Goal of the exercise =>
Please copy the entries below word for word, leaving out any image.

(Beginning of Data to use)

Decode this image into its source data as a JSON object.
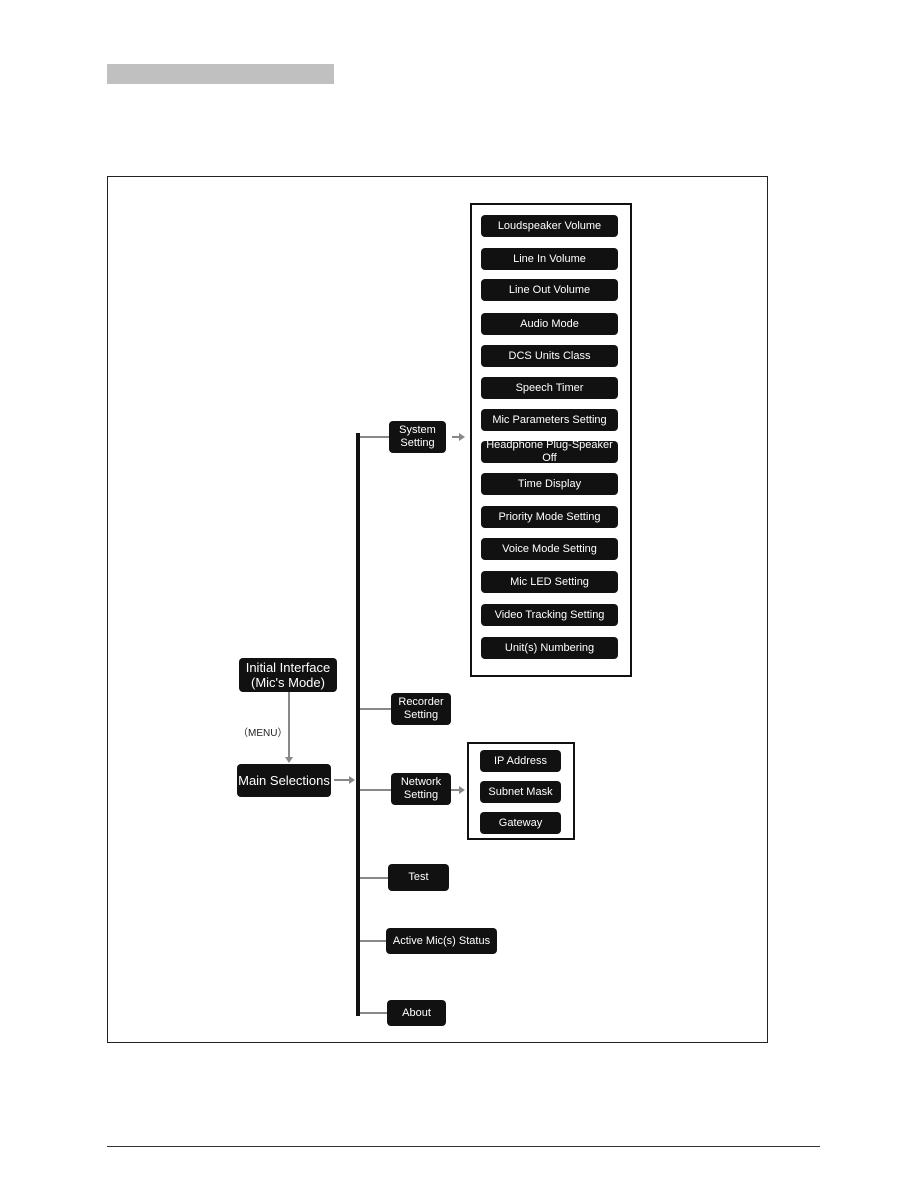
{
  "diagram": {
    "root": "Initial Interface\n(Mic's Mode)",
    "menu_label": "（MENU）",
    "main": "Main Selections",
    "branches": {
      "system": "System\nSetting",
      "recorder": "Recorder\nSetting",
      "network": "Network\nSetting",
      "test": "Test",
      "active": "Active Mic(s) Status",
      "about": "About"
    },
    "system_items": [
      "Loudspeaker Volume",
      "Line In Volume",
      "Line Out Volume",
      "Audio Mode",
      "DCS Units Class",
      "Speech Timer",
      "Mic Parameters Setting",
      "Headphone Plug-Speaker Off",
      "Time Display",
      "Priority Mode Setting",
      "Voice Mode Setting",
      "Mic LED Setting",
      "Video Tracking Setting",
      "Unit(s) Numbering"
    ],
    "network_items": [
      "IP Address",
      "Subnet Mask",
      "Gateway"
    ]
  }
}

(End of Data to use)

Solved problem =>
Decode this image into its source data as a JSON object.
{
  "diagram": {
    "root": "Initial Interface\n(Mic's Mode)",
    "menu_label": "（MENU）",
    "main": "Main Selections",
    "branches": {
      "system": "System\nSetting",
      "recorder": "Recorder\nSetting",
      "network": "Network\nSetting",
      "test": "Test",
      "active": "Active Mic(s) Status",
      "about": "About"
    },
    "system_items": [
      "Loudspeaker Volume",
      "Line In Volume",
      "Line Out Volume",
      "Audio Mode",
      "DCS Units Class",
      "Speech Timer",
      "Mic Parameters Setting",
      "Headphone Plug-Speaker Off",
      "Time Display",
      "Priority Mode Setting",
      "Voice Mode Setting",
      "Mic LED Setting",
      "Video Tracking Setting",
      "Unit(s) Numbering"
    ],
    "network_items": [
      "IP Address",
      "Subnet Mask",
      "Gateway"
    ]
  }
}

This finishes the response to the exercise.